TASK BRIEF »
Whenever a line in the entries below contains the string "源码获取", copy that line.
======== SOURCE DATA ========
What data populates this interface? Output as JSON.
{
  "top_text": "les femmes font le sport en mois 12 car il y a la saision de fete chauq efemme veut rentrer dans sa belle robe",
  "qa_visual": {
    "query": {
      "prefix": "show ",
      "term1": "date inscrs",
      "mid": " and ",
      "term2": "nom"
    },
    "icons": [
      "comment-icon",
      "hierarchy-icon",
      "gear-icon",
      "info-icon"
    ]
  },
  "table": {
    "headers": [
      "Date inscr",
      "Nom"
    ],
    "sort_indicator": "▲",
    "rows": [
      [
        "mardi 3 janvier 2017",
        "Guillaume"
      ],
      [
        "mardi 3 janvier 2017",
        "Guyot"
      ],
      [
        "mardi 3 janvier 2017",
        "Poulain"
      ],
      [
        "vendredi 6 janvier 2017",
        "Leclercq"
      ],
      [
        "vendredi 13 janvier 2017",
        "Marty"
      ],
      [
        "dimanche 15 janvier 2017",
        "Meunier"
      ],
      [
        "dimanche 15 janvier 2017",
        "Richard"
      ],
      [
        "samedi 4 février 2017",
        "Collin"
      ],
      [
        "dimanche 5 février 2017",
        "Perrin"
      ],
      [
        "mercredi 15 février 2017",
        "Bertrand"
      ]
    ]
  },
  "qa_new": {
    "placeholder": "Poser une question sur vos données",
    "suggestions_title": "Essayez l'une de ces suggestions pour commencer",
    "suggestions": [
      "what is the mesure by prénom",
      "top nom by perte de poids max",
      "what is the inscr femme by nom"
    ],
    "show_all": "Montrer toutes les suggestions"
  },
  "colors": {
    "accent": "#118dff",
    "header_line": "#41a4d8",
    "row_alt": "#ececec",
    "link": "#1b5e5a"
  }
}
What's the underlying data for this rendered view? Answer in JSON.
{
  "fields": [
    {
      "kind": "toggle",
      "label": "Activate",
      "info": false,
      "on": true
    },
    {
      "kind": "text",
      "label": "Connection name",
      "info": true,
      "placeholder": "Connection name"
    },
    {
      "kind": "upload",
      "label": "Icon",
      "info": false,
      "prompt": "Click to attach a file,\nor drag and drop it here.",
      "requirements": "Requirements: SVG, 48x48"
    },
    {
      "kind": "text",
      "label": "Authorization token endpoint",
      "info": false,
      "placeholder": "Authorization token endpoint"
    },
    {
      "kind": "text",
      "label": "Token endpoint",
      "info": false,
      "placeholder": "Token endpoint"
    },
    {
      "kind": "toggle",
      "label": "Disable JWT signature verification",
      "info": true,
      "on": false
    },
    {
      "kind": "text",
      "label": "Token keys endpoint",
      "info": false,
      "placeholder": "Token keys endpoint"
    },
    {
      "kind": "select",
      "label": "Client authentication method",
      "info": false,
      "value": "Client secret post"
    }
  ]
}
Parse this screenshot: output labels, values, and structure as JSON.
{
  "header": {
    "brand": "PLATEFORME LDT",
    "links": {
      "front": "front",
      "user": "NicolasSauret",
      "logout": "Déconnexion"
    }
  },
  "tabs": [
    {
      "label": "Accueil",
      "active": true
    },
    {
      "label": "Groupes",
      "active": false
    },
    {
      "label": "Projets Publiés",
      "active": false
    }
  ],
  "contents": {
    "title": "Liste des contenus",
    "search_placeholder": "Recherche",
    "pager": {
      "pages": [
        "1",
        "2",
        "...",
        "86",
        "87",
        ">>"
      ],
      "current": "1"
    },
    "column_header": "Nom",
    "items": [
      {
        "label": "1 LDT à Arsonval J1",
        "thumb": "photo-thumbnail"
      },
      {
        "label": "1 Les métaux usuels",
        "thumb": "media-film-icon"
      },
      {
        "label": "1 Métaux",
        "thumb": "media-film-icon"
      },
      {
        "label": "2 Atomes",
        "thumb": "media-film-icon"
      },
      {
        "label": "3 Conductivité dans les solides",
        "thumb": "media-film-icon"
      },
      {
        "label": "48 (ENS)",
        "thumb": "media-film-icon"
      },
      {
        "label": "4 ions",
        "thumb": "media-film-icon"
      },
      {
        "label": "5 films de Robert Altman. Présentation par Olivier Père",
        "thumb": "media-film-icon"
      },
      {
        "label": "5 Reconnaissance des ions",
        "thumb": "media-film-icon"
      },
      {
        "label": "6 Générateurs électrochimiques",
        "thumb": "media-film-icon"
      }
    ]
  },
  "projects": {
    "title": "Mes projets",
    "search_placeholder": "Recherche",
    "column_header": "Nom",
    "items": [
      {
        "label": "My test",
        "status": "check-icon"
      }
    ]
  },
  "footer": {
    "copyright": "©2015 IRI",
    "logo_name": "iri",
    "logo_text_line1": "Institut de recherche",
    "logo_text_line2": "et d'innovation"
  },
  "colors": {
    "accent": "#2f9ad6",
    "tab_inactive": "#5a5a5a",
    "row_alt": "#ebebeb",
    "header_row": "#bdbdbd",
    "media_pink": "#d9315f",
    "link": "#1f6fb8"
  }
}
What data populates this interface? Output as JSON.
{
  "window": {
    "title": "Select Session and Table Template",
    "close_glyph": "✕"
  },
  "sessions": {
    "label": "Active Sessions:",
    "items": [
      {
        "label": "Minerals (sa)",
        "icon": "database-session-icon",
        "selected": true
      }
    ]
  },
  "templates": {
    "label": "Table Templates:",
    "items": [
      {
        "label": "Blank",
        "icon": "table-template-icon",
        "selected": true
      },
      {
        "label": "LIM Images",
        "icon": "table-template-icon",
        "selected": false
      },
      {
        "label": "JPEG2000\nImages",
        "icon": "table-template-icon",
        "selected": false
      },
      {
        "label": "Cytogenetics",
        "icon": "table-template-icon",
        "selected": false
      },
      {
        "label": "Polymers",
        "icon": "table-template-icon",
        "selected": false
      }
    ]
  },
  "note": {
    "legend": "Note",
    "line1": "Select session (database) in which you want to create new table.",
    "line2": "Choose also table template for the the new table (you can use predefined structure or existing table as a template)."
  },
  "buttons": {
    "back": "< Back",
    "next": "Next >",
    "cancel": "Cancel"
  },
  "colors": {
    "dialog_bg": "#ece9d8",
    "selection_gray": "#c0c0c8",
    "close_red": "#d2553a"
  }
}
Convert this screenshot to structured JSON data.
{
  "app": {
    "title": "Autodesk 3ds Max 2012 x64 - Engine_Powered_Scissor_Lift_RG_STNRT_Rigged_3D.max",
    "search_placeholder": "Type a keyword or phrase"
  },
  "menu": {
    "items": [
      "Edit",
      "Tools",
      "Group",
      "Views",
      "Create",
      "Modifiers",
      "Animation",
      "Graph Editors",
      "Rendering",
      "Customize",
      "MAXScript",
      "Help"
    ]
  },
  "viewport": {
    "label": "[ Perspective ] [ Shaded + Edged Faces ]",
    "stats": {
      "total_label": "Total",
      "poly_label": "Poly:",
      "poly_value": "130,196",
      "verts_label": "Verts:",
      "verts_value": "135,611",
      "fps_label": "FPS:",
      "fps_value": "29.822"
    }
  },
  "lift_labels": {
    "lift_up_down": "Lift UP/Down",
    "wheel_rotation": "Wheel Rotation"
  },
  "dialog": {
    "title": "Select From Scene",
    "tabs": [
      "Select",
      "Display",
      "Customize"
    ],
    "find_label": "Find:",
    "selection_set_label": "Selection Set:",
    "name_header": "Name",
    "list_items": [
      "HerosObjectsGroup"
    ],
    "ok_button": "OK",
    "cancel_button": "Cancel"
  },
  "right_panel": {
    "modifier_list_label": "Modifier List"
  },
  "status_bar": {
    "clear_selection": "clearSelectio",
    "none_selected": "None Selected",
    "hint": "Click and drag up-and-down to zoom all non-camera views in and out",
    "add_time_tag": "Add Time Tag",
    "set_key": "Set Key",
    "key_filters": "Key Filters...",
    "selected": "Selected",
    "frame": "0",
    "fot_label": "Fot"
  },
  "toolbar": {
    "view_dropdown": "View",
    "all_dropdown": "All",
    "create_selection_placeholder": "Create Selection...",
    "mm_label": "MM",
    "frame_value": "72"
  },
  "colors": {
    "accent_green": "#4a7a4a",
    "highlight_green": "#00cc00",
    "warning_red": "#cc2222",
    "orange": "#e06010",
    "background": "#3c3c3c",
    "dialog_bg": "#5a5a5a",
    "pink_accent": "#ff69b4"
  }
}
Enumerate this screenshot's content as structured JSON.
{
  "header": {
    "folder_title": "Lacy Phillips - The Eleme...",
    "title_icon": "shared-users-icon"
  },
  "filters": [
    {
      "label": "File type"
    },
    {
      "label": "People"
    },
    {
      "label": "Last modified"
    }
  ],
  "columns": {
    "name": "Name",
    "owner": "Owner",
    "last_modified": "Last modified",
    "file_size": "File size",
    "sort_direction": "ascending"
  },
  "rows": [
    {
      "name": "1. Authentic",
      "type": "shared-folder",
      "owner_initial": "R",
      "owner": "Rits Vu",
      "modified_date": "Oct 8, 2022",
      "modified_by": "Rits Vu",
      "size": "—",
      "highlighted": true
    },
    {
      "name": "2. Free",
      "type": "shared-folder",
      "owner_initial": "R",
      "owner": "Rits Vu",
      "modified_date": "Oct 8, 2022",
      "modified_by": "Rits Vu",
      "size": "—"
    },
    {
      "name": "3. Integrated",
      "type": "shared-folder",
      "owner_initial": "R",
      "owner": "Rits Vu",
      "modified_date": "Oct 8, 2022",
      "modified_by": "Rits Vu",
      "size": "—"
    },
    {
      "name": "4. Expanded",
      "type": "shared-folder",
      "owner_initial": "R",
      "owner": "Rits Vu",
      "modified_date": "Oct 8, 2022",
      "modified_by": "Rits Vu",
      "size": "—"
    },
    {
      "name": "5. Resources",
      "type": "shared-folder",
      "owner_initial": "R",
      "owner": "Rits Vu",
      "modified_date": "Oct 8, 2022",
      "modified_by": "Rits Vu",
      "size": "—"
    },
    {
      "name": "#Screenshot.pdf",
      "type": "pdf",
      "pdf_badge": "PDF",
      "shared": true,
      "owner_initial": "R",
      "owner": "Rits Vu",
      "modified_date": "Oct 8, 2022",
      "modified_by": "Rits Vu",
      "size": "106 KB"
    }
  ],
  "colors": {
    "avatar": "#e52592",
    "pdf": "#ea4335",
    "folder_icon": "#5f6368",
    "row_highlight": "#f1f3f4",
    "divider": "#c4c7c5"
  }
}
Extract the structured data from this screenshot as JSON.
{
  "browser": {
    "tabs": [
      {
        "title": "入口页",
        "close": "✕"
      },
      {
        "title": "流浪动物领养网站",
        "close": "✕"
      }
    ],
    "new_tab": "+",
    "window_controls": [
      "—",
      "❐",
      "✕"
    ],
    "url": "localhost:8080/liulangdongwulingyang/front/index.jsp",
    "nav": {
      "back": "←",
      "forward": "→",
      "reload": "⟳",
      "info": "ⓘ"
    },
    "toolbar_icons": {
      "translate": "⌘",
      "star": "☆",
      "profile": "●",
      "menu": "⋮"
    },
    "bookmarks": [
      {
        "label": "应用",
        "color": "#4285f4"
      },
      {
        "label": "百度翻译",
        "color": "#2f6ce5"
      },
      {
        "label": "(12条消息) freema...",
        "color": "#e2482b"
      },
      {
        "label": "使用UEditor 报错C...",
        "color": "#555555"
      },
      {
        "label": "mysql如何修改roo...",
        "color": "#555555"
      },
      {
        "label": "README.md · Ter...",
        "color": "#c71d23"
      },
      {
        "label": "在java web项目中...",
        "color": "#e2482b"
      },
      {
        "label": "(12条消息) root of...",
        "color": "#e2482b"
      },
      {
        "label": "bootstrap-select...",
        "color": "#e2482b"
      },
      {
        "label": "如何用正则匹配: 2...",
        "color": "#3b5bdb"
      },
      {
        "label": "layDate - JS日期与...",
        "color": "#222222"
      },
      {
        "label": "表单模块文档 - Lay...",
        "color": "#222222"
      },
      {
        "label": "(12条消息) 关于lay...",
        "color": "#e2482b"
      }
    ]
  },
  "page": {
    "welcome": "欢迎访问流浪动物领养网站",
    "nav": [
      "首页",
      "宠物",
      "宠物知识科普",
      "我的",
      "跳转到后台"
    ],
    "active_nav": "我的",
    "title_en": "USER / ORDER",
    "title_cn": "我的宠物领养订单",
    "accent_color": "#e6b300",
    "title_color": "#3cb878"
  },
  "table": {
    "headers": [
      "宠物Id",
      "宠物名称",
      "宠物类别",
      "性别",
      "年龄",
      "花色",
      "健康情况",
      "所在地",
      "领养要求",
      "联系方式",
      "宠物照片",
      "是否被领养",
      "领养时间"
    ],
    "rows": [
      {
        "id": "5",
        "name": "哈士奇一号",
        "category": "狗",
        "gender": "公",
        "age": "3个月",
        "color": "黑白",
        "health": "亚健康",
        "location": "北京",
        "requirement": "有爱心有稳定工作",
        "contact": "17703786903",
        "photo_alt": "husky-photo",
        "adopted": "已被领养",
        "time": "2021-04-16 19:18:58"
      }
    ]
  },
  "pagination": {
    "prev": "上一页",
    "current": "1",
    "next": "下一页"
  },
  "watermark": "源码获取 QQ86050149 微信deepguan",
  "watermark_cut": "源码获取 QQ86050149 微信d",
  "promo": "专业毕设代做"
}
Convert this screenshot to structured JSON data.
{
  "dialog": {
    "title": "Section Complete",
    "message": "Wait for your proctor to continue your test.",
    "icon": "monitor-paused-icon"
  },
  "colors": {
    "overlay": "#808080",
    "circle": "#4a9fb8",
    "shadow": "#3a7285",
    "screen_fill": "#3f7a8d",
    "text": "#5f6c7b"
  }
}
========
ANSWER SECTION »
  "watermark": "源码获取 QQ86050149 微信deepguan",
  "watermark_cut": "源码获取 QQ86050149 微信d",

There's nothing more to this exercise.